"I Declare, This Space is Now Clean."
Ah, Twyla Tharp's "The Creative Habit". It's so refreshing to read someone who makes NO apologies for having high standards and who has made the choice to give herself over to her art, continually immersing herself in the world to uncover the most compelling stories to tell.
Commenting on which of a composer's works she selects for a dance, she writes:
"You only go around once, so I'm not interested in creating dances to their minor works."
Ooh...how many of us give ourselves permission to simply say, "I'm not interested in this, it simply isn't worth my time." (Especially you women out there...I mean that isn't very nice, is it?)

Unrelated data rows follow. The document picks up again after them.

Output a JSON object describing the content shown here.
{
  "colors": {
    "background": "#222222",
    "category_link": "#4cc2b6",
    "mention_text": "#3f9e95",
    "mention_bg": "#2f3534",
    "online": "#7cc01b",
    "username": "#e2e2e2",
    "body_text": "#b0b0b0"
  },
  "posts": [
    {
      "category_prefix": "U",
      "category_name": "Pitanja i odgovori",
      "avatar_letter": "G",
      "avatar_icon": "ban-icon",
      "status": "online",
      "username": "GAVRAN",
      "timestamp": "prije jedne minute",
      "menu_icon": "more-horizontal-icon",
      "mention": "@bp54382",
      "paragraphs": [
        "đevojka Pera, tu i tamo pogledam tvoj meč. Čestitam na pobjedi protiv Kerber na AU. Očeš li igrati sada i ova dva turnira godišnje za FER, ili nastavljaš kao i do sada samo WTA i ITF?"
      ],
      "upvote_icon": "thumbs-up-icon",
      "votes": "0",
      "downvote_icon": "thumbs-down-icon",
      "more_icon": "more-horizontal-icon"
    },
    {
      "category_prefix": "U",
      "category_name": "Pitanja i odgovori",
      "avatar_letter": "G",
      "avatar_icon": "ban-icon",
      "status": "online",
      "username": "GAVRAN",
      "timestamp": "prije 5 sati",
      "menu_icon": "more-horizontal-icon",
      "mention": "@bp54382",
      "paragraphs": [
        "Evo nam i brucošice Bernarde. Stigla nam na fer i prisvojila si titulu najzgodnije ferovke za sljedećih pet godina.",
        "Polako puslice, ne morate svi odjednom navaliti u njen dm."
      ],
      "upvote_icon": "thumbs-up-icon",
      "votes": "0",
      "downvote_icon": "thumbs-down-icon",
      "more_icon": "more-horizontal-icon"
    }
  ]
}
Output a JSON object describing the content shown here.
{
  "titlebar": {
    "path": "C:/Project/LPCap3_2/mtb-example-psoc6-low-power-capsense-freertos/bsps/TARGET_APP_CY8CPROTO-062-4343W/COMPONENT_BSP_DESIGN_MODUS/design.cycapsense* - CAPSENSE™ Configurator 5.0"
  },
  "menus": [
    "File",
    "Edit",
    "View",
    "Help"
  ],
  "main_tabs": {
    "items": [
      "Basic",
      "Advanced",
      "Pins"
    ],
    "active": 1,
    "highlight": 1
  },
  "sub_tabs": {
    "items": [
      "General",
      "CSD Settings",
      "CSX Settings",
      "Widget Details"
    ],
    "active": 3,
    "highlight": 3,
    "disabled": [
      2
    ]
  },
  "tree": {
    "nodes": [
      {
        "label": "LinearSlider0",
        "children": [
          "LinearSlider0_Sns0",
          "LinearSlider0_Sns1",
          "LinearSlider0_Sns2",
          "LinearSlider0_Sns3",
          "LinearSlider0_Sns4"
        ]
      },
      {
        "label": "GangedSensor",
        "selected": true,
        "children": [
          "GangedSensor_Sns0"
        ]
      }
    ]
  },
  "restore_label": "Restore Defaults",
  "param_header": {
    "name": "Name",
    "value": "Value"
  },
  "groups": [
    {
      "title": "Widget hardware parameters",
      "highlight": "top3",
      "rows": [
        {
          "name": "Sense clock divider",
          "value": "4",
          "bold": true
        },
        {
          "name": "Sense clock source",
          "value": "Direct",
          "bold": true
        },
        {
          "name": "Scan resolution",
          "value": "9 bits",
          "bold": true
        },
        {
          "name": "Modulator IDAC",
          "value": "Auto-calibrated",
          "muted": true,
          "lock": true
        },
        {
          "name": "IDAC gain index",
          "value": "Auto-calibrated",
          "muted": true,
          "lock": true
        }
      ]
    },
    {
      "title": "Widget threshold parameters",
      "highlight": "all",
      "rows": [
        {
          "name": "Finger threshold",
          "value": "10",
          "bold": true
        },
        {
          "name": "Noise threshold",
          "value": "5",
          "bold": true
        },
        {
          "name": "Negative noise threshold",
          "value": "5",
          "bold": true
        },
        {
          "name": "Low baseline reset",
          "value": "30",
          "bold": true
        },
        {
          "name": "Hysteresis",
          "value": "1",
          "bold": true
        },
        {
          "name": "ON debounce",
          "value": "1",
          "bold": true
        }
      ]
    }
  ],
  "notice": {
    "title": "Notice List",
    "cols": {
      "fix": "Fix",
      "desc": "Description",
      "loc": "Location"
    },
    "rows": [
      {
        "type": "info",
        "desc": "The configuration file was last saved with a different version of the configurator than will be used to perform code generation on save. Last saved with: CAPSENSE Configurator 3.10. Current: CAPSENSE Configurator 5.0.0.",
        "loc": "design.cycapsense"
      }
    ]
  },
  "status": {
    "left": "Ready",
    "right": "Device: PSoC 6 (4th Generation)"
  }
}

As for the habits which feed creativity, she's very pragmatic and makes no bones about it...you won't accomplish anything worthwhile in life if you don't show up to the task of creating it...and you have to show up every day.
Right on, Twyla.
So, I was reading about how she approaches projects from an organizational point of view and since my own system needed tweaking I got the bug to reorganize my office.
That's when it started.
I have a lovely little office, with nice windows that I can open and watch the birds frolic in the birdbaths outside. I have many books and a new computer and it's all very charming, kind of like an English library (with incense). BUT, the air in the room simply never felt right.
Even with the windows open the air in my office felt like lead every time I walked in the room. I could feel it just like a wall...dead, heavy, still. Nowhere else in my home feels that way.
So, I started to organize my binders and clean files and all of a sudden it dawns on me. I picked up a file of evaluations from my former employer. I always got excellent 'grades', but also sandwiched in this file were all the letters back and forth with HR when my salary got cut (long story), the letters about my choice to withdraw an application for a higher position when it was clear that I had stepped in to a major political battle, as admitted to by my own boss (even looonger story).
There were old, thick files of deposition transcripts where I was called on as an expert witness (talk about stepping in to a battle). Basically all the remnants of everything that burned me out and led me to leave my first career were still sitting in my file drawers.
It called to mind the story that I used to tell about myself...hard working, dedicated woman constantly slapped around by an insensitive system that was chewing up and spitting out its best people. Subjected to dealing with lawyers who just wanted to win and you were but a chess piece on the game board. No one had integrity. Blah, blah, blah. I grow weary of this tale...